**Aim of the task:** Every record must be given again word for word; no picture belongs in the copy.

───

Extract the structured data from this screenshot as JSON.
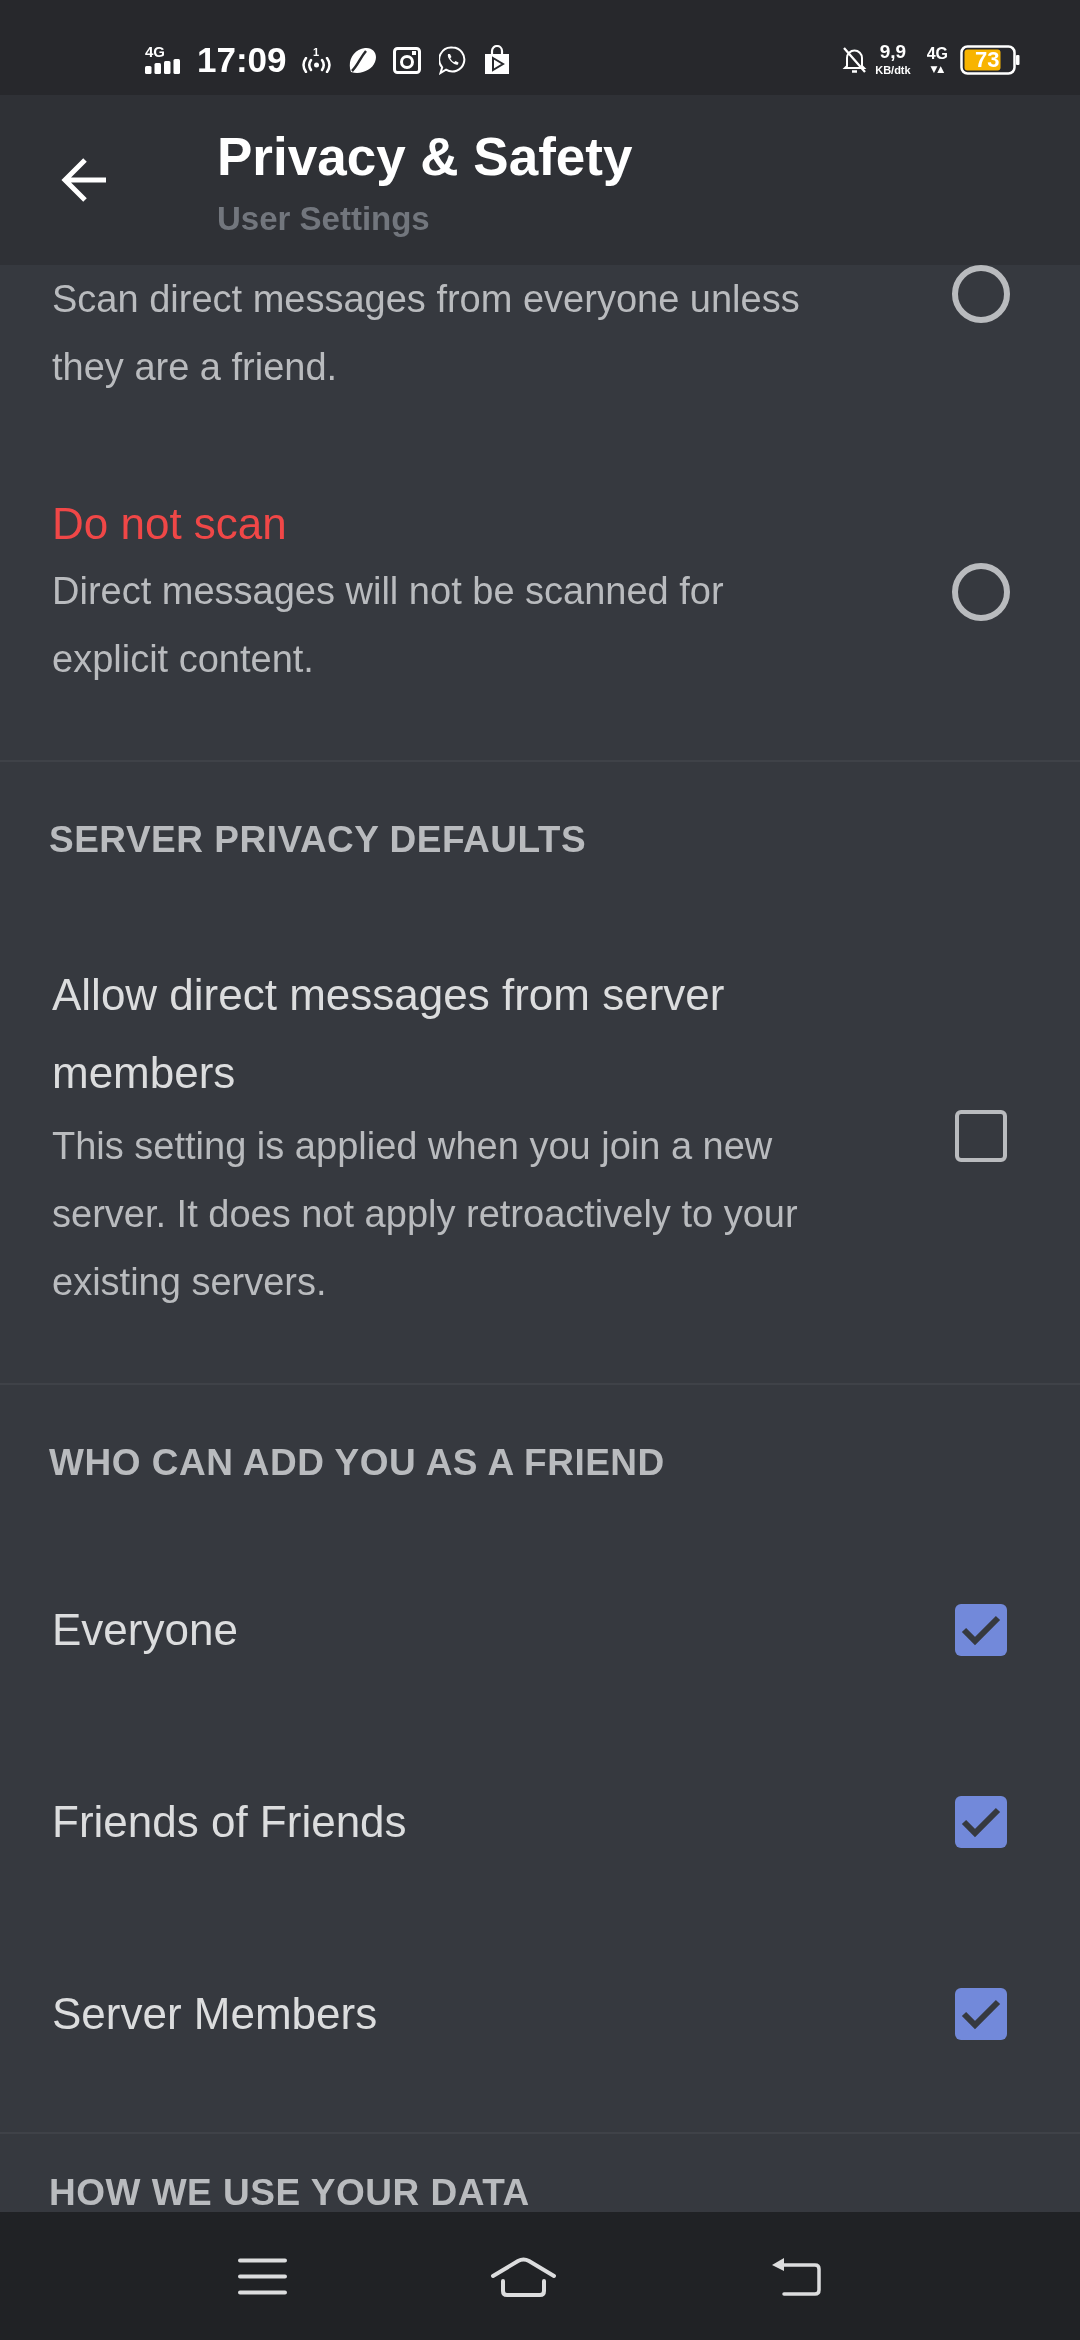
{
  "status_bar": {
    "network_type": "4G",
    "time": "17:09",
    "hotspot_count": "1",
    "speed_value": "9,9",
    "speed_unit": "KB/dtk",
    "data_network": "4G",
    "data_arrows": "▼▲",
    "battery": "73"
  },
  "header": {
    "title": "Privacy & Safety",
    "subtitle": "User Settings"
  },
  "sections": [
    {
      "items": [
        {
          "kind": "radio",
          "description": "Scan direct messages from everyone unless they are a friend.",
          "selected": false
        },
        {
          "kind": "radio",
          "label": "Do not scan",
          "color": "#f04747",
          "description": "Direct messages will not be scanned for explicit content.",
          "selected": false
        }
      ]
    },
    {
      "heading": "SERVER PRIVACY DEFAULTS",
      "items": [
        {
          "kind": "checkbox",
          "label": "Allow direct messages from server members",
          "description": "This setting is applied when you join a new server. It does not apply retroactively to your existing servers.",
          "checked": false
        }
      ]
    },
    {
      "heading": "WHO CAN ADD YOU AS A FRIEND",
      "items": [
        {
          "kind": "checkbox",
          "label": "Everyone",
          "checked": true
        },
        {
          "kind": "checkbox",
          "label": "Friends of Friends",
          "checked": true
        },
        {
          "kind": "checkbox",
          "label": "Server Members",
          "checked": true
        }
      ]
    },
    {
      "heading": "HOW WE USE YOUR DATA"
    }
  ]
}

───

**Expected output:**
Extract the structured data from this screenshot as JSON.
{
  "status_bar": {
    "network_type": "4G",
    "time": "17:09",
    "hotspot_count": "1",
    "speed_value": "9,9",
    "speed_unit": "KB/dtk",
    "data_network": "4G",
    "data_arrows": "▼▲",
    "battery": "73"
  },
  "header": {
    "title": "Privacy & Safety",
    "subtitle": "User Settings"
  },
  "sections": [
    {
      "items": [
        {
          "kind": "radio",
          "description": "Scan direct messages from everyone unless they are a friend.",
          "selected": false
        },
        {
          "kind": "radio",
          "label": "Do not scan",
          "color": "#f04747",
          "description": "Direct messages will not be scanned for explicit content.",
          "selected": false
        }
      ]
    },
    {
      "heading": "SERVER PRIVACY DEFAULTS",
      "items": [
        {
          "kind": "checkbox",
          "label": "Allow direct messages from server members",
          "description": "This setting is applied when you join a new server. It does not apply retroactively to your existing servers.",
          "checked": false
        }
      ]
    },
    {
      "heading": "WHO CAN ADD YOU AS A FRIEND",
      "items": [
        {
          "kind": "checkbox",
          "label": "Everyone",
          "checked": true
        },
        {
          "kind": "checkbox",
          "label": "Friends of Friends",
          "checked": true
        },
        {
          "kind": "checkbox",
          "label": "Server Members",
          "checked": true
        }
      ]
    },
    {
      "heading": "HOW WE USE YOUR DATA"
    }
  ]
}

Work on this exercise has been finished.